[ENTRIES PROVIDED]
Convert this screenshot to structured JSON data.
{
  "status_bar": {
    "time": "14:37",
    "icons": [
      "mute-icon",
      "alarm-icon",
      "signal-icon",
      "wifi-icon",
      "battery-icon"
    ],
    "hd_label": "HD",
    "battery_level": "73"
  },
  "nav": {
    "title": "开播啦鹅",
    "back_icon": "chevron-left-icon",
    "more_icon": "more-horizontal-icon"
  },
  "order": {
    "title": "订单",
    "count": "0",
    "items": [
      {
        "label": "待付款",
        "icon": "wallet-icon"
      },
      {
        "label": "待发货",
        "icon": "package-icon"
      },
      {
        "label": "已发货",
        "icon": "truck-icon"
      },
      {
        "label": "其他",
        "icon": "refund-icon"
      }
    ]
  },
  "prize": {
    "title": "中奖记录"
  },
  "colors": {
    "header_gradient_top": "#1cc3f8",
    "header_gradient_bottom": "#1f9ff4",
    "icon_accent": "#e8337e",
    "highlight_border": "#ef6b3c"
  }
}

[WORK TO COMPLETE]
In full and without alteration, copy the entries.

[SOLUTION TO THIS PROBLEM]
Convert this screenshot to structured JSON data.
{
  "status_bar": {
    "time": "14:37",
    "icons": [
      "mute-icon",
      "alarm-icon",
      "signal-icon",
      "wifi-icon",
      "battery-icon"
    ],
    "hd_label": "HD",
    "battery_level": "73"
  },
  "nav": {
    "title": "开播啦鹅",
    "back_icon": "chevron-left-icon",
    "more_icon": "more-horizontal-icon"
  },
  "order": {
    "title": "订单",
    "count": "0",
    "items": [
      {
        "label": "待付款",
        "icon": "wallet-icon"
      },
      {
        "label": "待发货",
        "icon": "package-icon"
      },
      {
        "label": "已发货",
        "icon": "truck-icon"
      },
      {
        "label": "其他",
        "icon": "refund-icon"
      }
    ]
  },
  "prize": {
    "title": "中奖记录"
  },
  "colors": {
    "header_gradient_top": "#1cc3f8",
    "header_gradient_bottom": "#1f9ff4",
    "icon_accent": "#e8337e",
    "highlight_border": "#ef6b3c"
  }
}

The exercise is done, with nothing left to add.